Lucia Merino, LCSW
Diagnostic Criteria –DSM5
A. An uninterrupted period of illness during which there is a major mood episode (major
depressive or manic) concurrent with Criterion A of schizophrenia. See page 99 DSM5
B. Delusions or hallucinations for 2 or more weeks in the absence of a major mood
episode (depressive or manic) during the lifetime duration of the illness.
C. Symptoms that meet criteria for a major mood episode are present for the majority of
the total duration of the active and residual portions of the illness.
D. The disturbance is not attributable to the effects of a substance (e.g., a drug of abuse,
a medication) or another medical condition.
Specify: Bipolar type, Depressive type, with catatonia.
An uninterrupted period of psychotic illness
At some time during the period criterion A of schizophrenia is met (see page 99):
Disorganized speech (derailment or incoherence)
Grossly disorganized or catatonic behavior
Negative symptoms (diminished emotional expression or avolition).
Major mood episode (major depressive or manic)
The depressive episode must include pervasive depressive mood –anhedonia only
Delusions or hallucinations must be present for at least 2 wks in the absence of a
major mood episode (depressive or manic) at some point during the illness.
Symptoms must not be attributable to the effects of a substance or another
medical condition. See page 107
Associated Features Supporting Diagnosis
Occupational functioning is frequently impaired, but is not a defining
criterion like in schizophrenia.
Restricted social contact and difficulties with self-care are associated with
schizoaffective disorder, but negative symptoms may be less severe and less
persistent than in schizophrenia.
Anosognosia (lack of insight) is also common in schizoaffective disorder, but
the deficits in insight may be less severe and pervasive than in schizophrenia.
Individuals with schizoaffective disorder may be at increased risk for later
developing episodes of major depressive disorder or bipolar disorder if mood
symptoms continue following the remission of symptoms meeting criterion A
for schizophrenia. See page 107.
Development and Course
Typical age of onset of schizoaffective disorder is early adulthood, although onset
can occur anywhere from adolescence to late in life.
Schizoaffective disorder is higher in females than in males mainly to an increased
incident of the depressive type among females.
See page 108
example of a typical pattern
An individual may have pronounced auditory hallucinations and persecutory delusions
for 2 months before the onset of a prominent major depressive episode.
The psychotic symptoms and the full major depressive episode are then present for 3
Then, the individual recovers completely from the major depressive episode, but the
psychotic symptoms persist for another month before they too disappear.
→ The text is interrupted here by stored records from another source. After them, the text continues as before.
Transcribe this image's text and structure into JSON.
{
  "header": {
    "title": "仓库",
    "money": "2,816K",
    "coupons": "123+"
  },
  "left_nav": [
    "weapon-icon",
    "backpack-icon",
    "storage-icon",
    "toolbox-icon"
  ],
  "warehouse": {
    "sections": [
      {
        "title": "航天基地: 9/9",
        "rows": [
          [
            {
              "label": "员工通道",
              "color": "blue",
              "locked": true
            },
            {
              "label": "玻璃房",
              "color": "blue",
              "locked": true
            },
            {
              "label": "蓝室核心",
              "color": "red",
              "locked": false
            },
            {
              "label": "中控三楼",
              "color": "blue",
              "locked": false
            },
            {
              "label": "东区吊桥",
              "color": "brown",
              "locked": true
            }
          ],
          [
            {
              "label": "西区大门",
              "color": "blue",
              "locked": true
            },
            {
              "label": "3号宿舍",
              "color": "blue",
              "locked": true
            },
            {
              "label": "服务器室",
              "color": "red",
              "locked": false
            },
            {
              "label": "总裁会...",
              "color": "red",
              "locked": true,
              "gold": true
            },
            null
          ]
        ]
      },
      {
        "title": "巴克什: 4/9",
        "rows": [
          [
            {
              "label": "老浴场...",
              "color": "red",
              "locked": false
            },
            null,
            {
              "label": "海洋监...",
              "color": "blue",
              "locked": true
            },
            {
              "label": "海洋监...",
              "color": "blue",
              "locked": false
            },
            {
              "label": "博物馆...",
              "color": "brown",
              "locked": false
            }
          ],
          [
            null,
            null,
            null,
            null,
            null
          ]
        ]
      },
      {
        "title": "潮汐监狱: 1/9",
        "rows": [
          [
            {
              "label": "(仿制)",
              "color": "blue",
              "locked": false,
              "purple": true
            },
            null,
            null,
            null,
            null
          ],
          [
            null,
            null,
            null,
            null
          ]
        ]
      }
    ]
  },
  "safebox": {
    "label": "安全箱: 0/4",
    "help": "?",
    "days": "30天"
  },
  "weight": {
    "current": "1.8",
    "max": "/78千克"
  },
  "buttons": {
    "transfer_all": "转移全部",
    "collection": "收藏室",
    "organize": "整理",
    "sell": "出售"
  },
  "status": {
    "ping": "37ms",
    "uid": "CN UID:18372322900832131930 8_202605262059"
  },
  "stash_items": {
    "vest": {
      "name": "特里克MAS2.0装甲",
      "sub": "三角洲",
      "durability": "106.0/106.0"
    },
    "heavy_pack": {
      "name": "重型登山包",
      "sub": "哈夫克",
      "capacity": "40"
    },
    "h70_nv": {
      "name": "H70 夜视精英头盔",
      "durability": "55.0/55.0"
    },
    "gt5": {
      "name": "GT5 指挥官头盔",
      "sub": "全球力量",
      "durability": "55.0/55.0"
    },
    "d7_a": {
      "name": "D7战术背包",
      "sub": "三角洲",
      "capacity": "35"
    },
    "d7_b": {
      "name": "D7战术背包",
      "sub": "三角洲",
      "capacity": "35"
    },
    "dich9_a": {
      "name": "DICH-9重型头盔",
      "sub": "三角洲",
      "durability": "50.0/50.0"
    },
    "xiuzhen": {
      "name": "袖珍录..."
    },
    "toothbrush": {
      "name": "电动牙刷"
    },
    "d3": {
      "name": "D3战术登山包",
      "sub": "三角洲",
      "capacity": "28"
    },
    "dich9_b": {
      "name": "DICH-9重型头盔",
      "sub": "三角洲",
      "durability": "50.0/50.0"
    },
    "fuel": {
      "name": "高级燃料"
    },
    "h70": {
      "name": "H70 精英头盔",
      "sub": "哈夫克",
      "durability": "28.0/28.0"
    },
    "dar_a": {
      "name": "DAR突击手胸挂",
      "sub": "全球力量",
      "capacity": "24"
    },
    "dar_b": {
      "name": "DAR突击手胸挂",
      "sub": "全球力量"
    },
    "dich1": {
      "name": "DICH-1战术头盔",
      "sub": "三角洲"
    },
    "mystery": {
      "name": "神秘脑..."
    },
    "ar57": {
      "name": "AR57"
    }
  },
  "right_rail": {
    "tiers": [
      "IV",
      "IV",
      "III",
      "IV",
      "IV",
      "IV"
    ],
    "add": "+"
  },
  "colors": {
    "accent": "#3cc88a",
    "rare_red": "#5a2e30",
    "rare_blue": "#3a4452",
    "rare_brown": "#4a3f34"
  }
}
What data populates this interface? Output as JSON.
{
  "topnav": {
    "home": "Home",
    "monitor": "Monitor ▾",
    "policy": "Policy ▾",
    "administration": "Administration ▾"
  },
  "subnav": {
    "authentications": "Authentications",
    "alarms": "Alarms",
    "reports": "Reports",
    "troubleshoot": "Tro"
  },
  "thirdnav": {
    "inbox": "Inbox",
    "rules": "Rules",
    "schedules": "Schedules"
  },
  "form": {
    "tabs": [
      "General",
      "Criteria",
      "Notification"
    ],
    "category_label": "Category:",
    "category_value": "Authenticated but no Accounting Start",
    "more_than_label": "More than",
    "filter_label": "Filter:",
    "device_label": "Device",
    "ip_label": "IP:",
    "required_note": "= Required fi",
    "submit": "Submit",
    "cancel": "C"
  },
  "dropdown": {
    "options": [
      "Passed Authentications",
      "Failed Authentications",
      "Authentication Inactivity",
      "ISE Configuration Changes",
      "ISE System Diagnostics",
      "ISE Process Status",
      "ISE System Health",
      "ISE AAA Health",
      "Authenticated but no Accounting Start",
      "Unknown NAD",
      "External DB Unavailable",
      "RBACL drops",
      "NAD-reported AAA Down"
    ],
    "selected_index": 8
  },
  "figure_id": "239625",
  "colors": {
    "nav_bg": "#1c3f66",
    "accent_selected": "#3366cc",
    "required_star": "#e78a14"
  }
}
See page 108
example of a typical pattern (cont.)
During this period of illness, the individual’s symptoms concurrently met
criteria for a major depressive episode and Criterion A for schizophrenia
(delusions, hallucinations, disorganized speech), and during this same period
of illness, auditory hallucinations and delusions were present both before and
after the depressive phase.
The total period of illness lasted for about 6 months, with psychotic
symptoms alone present during the initial 2 months, both depressive and
psychotic symptoms present during the next 3 months, and psychotic
symptoms alone present during the last month.
In this instance the duration of the depressive episode was no brief relative to
the total duration of the psychotic disturbance, and thus the presentation
qualifies for a diagnosis of schizoaffective disorder.
Example of typical pattern
2 months 3 months 1 month
Psychotic symptoms alone:
Both depressive and psychotic symptoms Psychotic
Schizoaffective Disorder –DSM5
Other mental disorders and medical conditions: a wide variety of psychiatric and
medical conditions can manifest with psychotic and mood symptoms that must be
considered in the differential diagnosis of schizoaffective disorder. See page 109.
Psychotic disorder due to another medical condition. See page 109.
Schizophrenia, bipolar, and depressive disorders. See page 109 and 110.
Schizoaffective Disorder DSM5
Many individuals diagnosed with schizoaffective disorder are also diagnosed
with other mental disorders, especially substance use disorders and anxiety
disorders. Similarly, the incidence of medical conditions is increased above
based rate for the general populations and leads to decreased life